In ancient Scotland
, Nivison was a Strathclyde-Briton name for someone who lived in Ayrshire
. The surname Nivison was also regarded as derived from the Gaelic patronymic Mac Naoimhin,
which is derived from the word naomh,
Early Origins of the Nivison family
The surname Nivison was first found in Ayrshire
(Gaelic: Siorrachd Inbhir Àir), formerly a county in the southwestern Strathclyde region of Scotland
, that today makes up the Council Areas of South, East, and North Ayrshire
, where they held a family seat
from very ancient times, long before the Norman Conquest
Early History of the Nivison family
This web page shows only a small excerpt of our Nivison research.Another 503 words (36 lines of text) covering the years 1200, 1230, 1400, 1296, 1386, 1538, 1590, 1635, 1715, 1700, 1639, 1684 and 1650 are included under the topic Early Nivison History in all our PDF Extended History products and printed products wherever possible.
Nivison Spelling Variations

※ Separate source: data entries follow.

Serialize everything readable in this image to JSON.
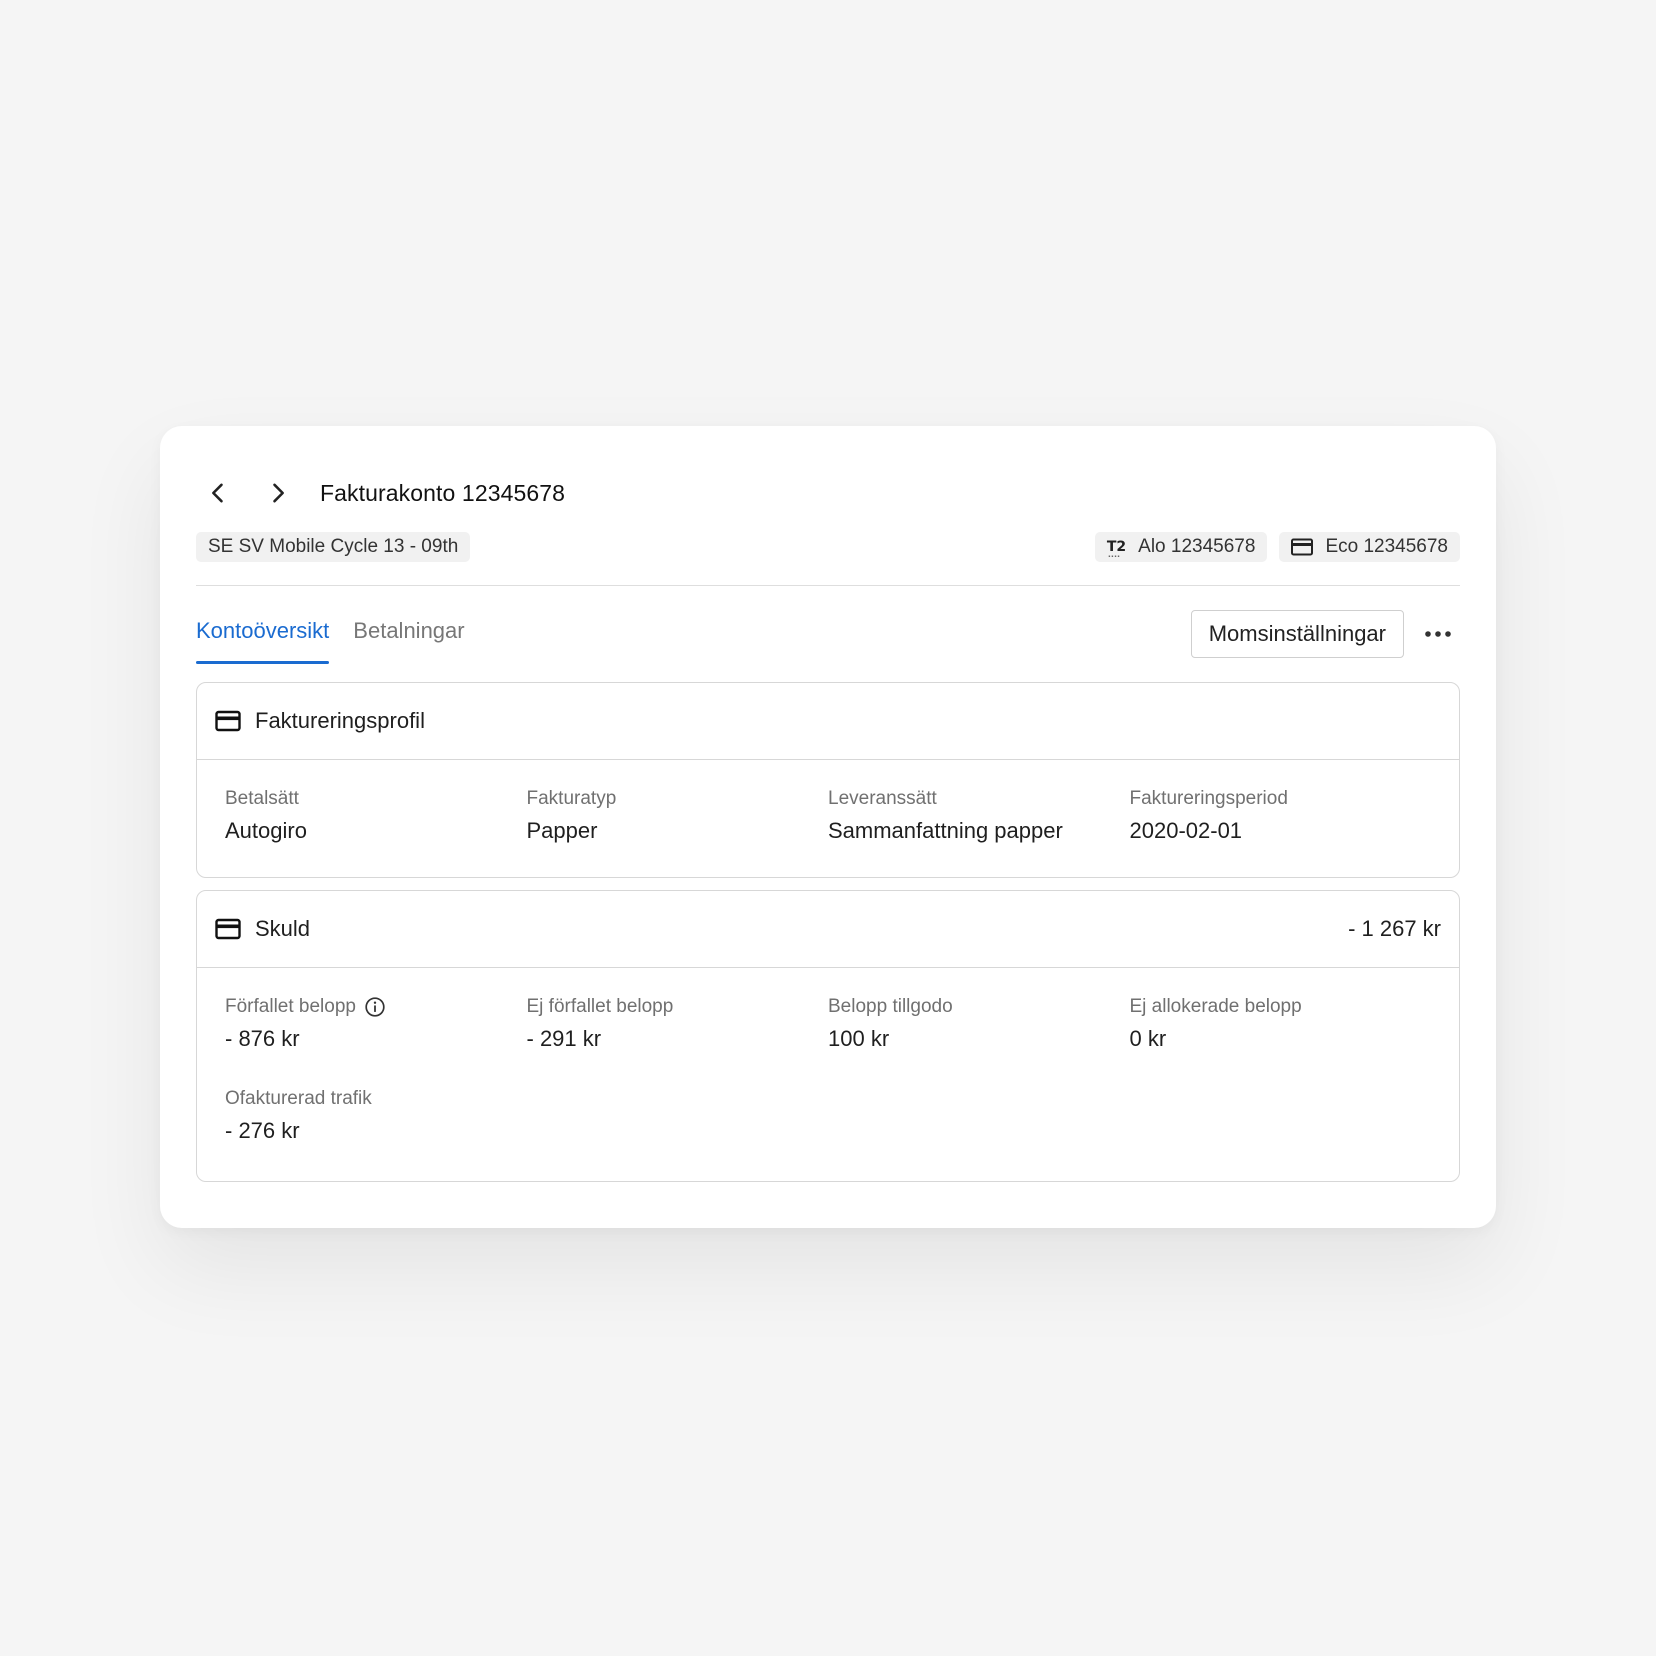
{
  "header": {
    "title": "Fakturakonto 12345678"
  },
  "chips": {
    "cycle": "SE SV Mobile Cycle 13 - 09th",
    "alo": "Alo 12345678",
    "eco": "Eco 12345678",
    "t2_mark": "T2"
  },
  "tabs": [
    {
      "label": "Kontoöversikt",
      "active": true
    },
    {
      "label": "Betalningar",
      "active": false
    }
  ],
  "actions": {
    "vat_button": "Momsinställningar"
  },
  "profile": {
    "title": "Faktureringsprofil",
    "fields": [
      {
        "label": "Betalsätt",
        "value": "Autogiro"
      },
      {
        "label": "Fakturatyp",
        "value": "Papper"
      },
      {
        "label": "Leveranssätt",
        "value": "Sammanfattning papper"
      },
      {
        "label": "Faktureringsperiod",
        "value": "2020-02-01"
      }
    ]
  },
  "debt": {
    "title": "Skuld",
    "total": "- 1 267 kr",
    "fields": [
      {
        "label": "Förfallet belopp",
        "value": "- 876 kr"
      },
      {
        "label": "Ej förfallet belopp",
        "value": "- 291 kr"
      },
      {
        "label": "Belopp tillgodo",
        "value": "100 kr"
      },
      {
        "label": "Ej allokerade belopp",
        "value": "0 kr"
      },
      {
        "label": "Ofakturerad trafik",
        "value": "- 276 kr"
      }
    ]
  },
  "colors": {
    "accent": "#1a6bd0",
    "background": "#f5f5f5",
    "card": "#ffffff",
    "border": "#d7d7d7",
    "muted_text": "#707070"
  },
  "icons": {
    "back": "chevron-left-icon",
    "forward": "chevron-right-icon",
    "card": "credit-card-icon",
    "info": "info-icon",
    "more": "more-horizontal-icon"
  }
}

In Medieval times, spelling and translation were not nearly so highly developed as today. They were generally carried out according to the sound and intuition of the bearer. For that reason spelling variations

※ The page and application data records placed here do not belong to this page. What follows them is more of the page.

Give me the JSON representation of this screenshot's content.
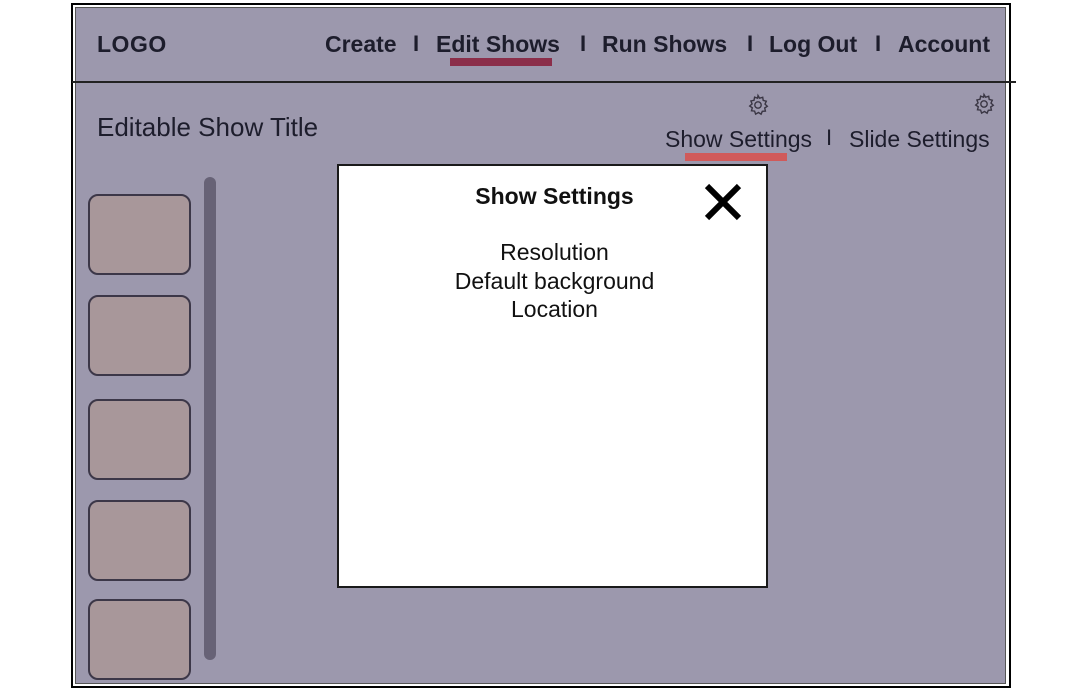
{
  "header": {
    "logo": "LOGO",
    "nav": [
      {
        "label": "Create"
      },
      {
        "label": "Edit Shows",
        "active": true
      },
      {
        "label": "Run Shows"
      },
      {
        "label": "Log Out"
      },
      {
        "label": "Account"
      }
    ],
    "separator": "I"
  },
  "editor": {
    "show_title": "Editable Show Title",
    "settings_links": [
      {
        "label": "Show Settings",
        "icon": "gear-icon",
        "active": true
      },
      {
        "label": "Slide Settings",
        "icon": "gear-icon"
      }
    ],
    "settings_separator": "I",
    "slide_thumbnails": 5
  },
  "modal": {
    "title": "Show Settings",
    "close_icon": "close-icon",
    "options": [
      "Resolution",
      "Default background",
      "Location"
    ]
  },
  "colors": {
    "background": "#9c98ad",
    "nav_active_underline": "#8b2e4a",
    "settings_active_underline": "#d05a5a",
    "thumbnail": "#a8979a",
    "scrollbar": "#676276",
    "modal_background": "#ffffff"
  }
}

are extremely common among early Scottish names. Nivison has been spelled Niven, Nevin, Nevins, Nivens, Navin, Newin, Nevane, Niffen, Nifen, Niving, Neving, Newing, Neiven, Nivine, Nevison, Niveson and many more.
Early Notables of the Nivison family (pre 1700)

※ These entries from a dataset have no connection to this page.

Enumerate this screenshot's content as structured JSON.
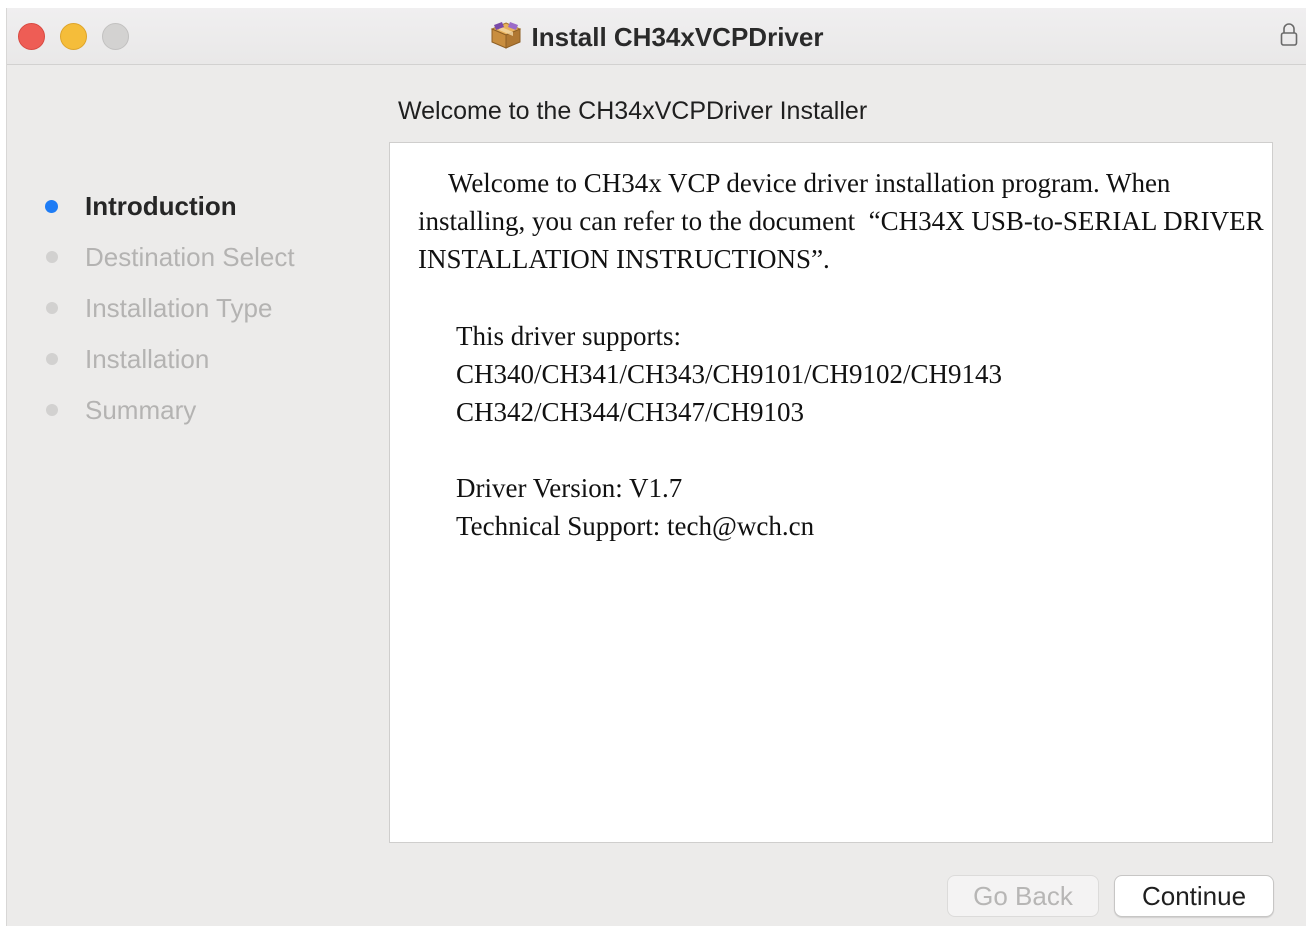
{
  "window": {
    "title": "Install CH34xVCPDriver",
    "title_icon": "package-icon",
    "lock_icon": "lock-icon",
    "traffic_lights": {
      "close_color": "#ee5d55",
      "minimize_color": "#f5bd3a",
      "zoom_color": "#d3d2d1"
    }
  },
  "page": {
    "heading": "Welcome to the CH34xVCPDriver Installer"
  },
  "sidebar": {
    "accent_color": "#1e7cf5",
    "steps": [
      {
        "label": "Introduction",
        "active": true
      },
      {
        "label": "Destination Select",
        "active": false
      },
      {
        "label": "Installation Type",
        "active": false
      },
      {
        "label": "Installation",
        "active": false
      },
      {
        "label": "Summary",
        "active": false
      }
    ]
  },
  "content": {
    "intro": "Welcome to CH34x VCP device driver installation program. When installing, you can refer to the document  “CH34X USB-to-SERIAL DRIVER INSTALLATION INSTRUCTIONS”.",
    "supports_label": "This driver supports:",
    "supports_line1": "CH340/CH341/CH343/CH9101/CH9102/CH9143",
    "supports_line2": "CH342/CH344/CH347/CH9103",
    "version": "Driver Version: V1.7",
    "support": "Technical Support: tech@wch.cn"
  },
  "buttons": {
    "back_label": "Go Back",
    "back_enabled": false,
    "continue_label": "Continue"
  }
}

Notable amongst the family at this time was Kate McNiven (died 1715), also called Kate Nevin was a young nurse who served the House of Inchbrakie in the Parish of Monzie, near Crieff in Scotland
in the early 1700s, she was one of the... Another 43 words (3 lines of text) are included under the topic Early Nivison Notables in all our PDF Extended History products and printed products wherever possible.
Migration of the Nivison family to Ireland
Some of the Nivison family moved to Ireland
, but this topic is not covered in this excerpt.Another 133 words (10 lines of text) about their life in Ireland is included in all our PDF Extended History products and printed products wherever possible.
Migration of the Nivison family to the New World and Oceana
Unrest, poverty, and persecution caused thousands to look for opportunity and freedom in the North American colonies. The crossing was long, overcrowded, and unsanitary, though, and came only at great expense. Many Strathclyde families settled on the east coast of North America in communities that would form the backbone of what would become the great nations of the United States and Canada. The American War of Independence
caused those who remained loyal to England
to move north to Canada as United Empire Loyalists. In the 20th century, Strathclyde and other Scottish families across North America began to recover their collective heritage through highland games and Clan
societies. Among them:
Nivison Settlers in United States in the 20th Century
- Catherine S. Nivison, aged 32, who settled in America from Markinch, Scotland, in 1907
- Jessie Nivison, aged 30, who landed in America from Markinch, Scotland, in 1908
- Thomas Nivison, aged 29, who settled in America from Markinch, Scotland, in 1908
- Thomas Nivison, aged 25, who emigrated to the United States from Scotland, in 1909
- John Nivison, aged 25, who emigrated to the United States from Penicnik, Scotland, in 1909
- ... (More are available in all our PDF Extended History products and printed products wherever possible.)
Contemporary Notables of the name Nivison (post 1700)
- David Shepherd Nivison (b. 1923), American sinologist
- Robert Nivison (1849-1930), 1st Baron Glendyne, Scottish stockbroker
- John "Jack" Allen Cowell Kennedy Nivison CBE, JP, British President of the Legislative Council of the Isle of Man
The Nivison Motto
The motto was originally a war cry or slogan. Mottoes first began to be shown with arms in the 14th and 15th centuries, but were not in general use until the 17th century. Thus the oldest coats of arms generally do not include a motto. Mottoes seldom form part of the grant of arms: Under most heraldic authorities, a motto is an optional component of the coat of arms, and can be added to or changed at will; many families have chosen not to display a motto.
Motto: Vivis sperandum
Motto Translation: Where there is life there is hope